REQUIREMENT
Each line in the entries below that holds the string "change" must be copied.

((

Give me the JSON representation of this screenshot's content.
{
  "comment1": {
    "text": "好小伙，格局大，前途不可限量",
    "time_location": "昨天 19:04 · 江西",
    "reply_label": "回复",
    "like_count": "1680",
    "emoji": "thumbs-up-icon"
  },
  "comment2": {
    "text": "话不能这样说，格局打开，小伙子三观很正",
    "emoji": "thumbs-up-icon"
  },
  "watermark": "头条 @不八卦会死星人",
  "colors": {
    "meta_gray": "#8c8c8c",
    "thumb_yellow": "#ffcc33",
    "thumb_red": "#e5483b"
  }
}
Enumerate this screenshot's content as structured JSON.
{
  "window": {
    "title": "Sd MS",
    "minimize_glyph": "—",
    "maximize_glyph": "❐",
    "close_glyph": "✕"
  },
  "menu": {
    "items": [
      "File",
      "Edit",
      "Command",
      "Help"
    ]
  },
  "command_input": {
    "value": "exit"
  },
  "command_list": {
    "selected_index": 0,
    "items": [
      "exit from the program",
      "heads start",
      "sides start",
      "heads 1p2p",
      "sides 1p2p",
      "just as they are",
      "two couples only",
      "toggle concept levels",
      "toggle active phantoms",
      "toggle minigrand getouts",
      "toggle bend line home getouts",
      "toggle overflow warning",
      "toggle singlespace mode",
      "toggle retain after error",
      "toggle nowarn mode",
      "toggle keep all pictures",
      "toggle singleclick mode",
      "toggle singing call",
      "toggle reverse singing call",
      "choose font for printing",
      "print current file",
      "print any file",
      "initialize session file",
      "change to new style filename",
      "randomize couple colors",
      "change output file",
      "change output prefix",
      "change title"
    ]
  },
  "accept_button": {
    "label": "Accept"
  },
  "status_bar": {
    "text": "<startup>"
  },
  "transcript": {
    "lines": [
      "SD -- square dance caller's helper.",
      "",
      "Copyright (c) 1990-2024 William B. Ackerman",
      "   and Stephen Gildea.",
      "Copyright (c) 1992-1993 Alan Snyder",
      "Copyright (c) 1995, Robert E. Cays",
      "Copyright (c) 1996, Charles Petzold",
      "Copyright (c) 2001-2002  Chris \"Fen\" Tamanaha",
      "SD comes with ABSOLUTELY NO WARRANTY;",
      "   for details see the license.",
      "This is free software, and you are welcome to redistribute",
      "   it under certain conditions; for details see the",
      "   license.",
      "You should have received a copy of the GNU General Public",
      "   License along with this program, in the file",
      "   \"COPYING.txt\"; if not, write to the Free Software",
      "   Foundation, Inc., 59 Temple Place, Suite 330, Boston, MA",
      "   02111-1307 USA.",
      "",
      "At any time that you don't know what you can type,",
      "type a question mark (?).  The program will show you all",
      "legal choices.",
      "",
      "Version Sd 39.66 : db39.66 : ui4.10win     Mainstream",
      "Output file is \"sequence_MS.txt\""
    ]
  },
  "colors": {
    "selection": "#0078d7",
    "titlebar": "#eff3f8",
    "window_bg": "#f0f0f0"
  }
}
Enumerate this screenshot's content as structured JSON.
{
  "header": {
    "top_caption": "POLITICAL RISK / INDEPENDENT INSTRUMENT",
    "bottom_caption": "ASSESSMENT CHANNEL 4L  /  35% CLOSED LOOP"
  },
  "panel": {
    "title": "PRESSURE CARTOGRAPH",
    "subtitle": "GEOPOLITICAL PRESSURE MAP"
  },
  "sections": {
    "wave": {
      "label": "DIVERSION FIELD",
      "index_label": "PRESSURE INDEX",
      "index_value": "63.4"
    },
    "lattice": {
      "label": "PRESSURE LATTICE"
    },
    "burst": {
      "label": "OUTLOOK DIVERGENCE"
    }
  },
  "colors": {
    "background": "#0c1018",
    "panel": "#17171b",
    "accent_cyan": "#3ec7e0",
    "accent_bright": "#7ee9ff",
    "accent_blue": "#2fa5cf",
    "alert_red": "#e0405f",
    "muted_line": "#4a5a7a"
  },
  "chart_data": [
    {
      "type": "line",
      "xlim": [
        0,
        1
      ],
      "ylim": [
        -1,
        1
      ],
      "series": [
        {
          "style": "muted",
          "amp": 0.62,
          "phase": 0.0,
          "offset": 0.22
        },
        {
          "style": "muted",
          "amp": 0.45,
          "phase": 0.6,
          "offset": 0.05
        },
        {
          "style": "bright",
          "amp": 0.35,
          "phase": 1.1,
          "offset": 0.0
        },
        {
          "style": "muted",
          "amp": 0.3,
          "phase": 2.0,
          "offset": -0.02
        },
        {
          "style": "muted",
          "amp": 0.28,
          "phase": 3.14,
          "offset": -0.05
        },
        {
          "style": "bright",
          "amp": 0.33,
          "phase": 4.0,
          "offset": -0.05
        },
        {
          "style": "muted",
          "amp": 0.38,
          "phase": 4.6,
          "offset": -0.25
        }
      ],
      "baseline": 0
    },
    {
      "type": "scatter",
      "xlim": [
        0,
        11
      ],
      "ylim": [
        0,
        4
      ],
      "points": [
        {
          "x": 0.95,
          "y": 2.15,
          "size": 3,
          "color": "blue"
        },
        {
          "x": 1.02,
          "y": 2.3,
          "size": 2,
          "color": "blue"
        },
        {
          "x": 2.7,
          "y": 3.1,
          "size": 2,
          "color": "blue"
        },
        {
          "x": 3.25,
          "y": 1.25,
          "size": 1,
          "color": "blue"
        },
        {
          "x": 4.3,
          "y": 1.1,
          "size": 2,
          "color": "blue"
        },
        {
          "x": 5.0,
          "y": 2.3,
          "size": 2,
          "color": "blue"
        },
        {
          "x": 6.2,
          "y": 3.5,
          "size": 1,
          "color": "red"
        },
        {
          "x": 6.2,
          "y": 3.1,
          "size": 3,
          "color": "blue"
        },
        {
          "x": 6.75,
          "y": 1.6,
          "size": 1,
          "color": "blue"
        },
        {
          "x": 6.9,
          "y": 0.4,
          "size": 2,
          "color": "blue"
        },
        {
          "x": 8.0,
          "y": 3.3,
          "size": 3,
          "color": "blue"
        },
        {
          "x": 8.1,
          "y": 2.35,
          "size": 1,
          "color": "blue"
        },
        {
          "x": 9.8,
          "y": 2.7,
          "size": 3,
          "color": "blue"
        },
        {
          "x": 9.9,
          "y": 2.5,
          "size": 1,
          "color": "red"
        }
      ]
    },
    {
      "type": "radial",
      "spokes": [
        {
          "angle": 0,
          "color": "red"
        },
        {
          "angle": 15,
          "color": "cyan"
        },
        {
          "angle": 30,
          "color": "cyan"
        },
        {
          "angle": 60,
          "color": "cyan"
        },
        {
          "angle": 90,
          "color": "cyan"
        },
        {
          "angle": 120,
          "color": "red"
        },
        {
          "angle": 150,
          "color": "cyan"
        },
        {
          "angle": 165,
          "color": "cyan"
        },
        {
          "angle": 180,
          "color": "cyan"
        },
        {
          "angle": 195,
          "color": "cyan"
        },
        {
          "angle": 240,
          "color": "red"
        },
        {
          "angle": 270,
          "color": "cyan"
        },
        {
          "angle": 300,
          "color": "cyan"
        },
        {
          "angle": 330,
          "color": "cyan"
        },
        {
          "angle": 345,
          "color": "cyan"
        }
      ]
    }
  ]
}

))

OUTPUT
      "change to new style filename",
      "change output file",
      "change output prefix",
      "change title"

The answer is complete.